by Katie Bowell, Curator of Cultural Interpretation
This past week, approximately 150 people in Rye, New Hampshire were stung by the a 40lb Lion’s mane jellyfish (or “jelly,” which is the more appropriate zoological term) that washed up on shore. Lion’s mane jellies are the largest jelly species in the world, and the largest individual ever recorded was over 7 feet in diameter and had tentacles of 120 feet long. The individual who showed up in Rye was described as being the size of a trash can lid and when officials removed it from the water, some of its many tentacles broke off and continued to sting people who came into contact with them in the ocean (tentacles can remain “alive” for 3-4 days after a jelly dies).
Living in lovely, landlocked Colorado, you might think that jellies are one thing you don’t have to worry about encountering, but you’d be surprised. Meet Craspedacusta sowerbyi.
C. sowerbyi is a freshwater jelly found throughout the world. Here in Colorado, C. sowerbyi has been found in lakes and reservoirs in Jefferson and Boulder County, and its range is likely to keep expanding.
Jellies all belong to the phyllum Cnidaria (organisms that have cnidocytes – specialized cells used to capturing prey) , but there are several different classes including the Scyphozoa (the “true” jellies like the Lion’s mane), Stauroza, Cubozoa and Hydrozoa (the class C. sowerbyi belongs to). The Hydrozoa jellies differ from the true jellies by having a muscular, shelf-like structure called velum on the ventral side of the jelly that helps with propulsion through the water.
C. sowerbyi is small, only 20-25mm in diameter, but in that small space it has up to 400 tentacles, with each tentacle having thousands of cnidocytes, and each cnidocyte containing nematocysts used to sting and capture the tiny zooplankton it eats. The nematocysts inject poison into any prey they come in contact with, but don’t worry – C. sowerbyi’s nematocysts are too small to penetrate human skin.
Like all jellies, C. sowerbyi doesn’t always look like the image above. Jellies are dimorphic (having two shapes) and the organisms begin their life as a stalked, sessile polyp and then bud into a swimming medusa (the stage that looks like the jellies we’re all familiar with). For all jellies, the medusa stage is when sexual reproduction happens, with the resulting larva settling on the substrate and turning into a polyp. For C. sowerbyi, the most common form of reproduction is asexual, where the polyps bud off into more polyps. Because of that, many populations of C. sowerbyi will be all male or all female.

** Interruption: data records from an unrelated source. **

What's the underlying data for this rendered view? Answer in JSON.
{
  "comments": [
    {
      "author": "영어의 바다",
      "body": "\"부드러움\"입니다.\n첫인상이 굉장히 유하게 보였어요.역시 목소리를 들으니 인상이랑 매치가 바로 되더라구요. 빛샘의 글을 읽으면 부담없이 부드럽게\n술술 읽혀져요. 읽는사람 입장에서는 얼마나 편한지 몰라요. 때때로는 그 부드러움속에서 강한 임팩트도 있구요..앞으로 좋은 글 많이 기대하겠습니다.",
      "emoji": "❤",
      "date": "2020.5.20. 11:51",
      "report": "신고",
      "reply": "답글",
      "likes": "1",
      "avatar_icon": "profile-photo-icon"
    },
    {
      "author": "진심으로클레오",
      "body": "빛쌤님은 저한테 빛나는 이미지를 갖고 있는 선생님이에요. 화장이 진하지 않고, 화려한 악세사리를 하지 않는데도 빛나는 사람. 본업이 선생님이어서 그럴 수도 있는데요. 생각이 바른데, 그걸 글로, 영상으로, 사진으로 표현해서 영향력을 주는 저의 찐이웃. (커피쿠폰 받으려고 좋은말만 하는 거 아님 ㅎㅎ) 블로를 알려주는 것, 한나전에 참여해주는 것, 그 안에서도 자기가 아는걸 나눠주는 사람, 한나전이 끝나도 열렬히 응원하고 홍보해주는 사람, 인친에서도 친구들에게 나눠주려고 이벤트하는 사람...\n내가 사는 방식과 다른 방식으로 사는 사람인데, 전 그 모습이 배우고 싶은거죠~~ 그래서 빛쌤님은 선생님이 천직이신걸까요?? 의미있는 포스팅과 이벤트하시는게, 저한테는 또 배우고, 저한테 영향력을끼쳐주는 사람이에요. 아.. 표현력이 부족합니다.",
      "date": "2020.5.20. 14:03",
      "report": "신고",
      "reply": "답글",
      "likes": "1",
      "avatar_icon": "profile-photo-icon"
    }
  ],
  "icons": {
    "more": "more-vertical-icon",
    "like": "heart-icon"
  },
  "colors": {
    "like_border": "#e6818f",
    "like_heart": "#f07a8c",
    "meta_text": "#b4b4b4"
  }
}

So the next time you’re near a calm, freshwater environment in Colorado (or almost anywhere else), take a closer look underneath the surface. You might just see a jelly.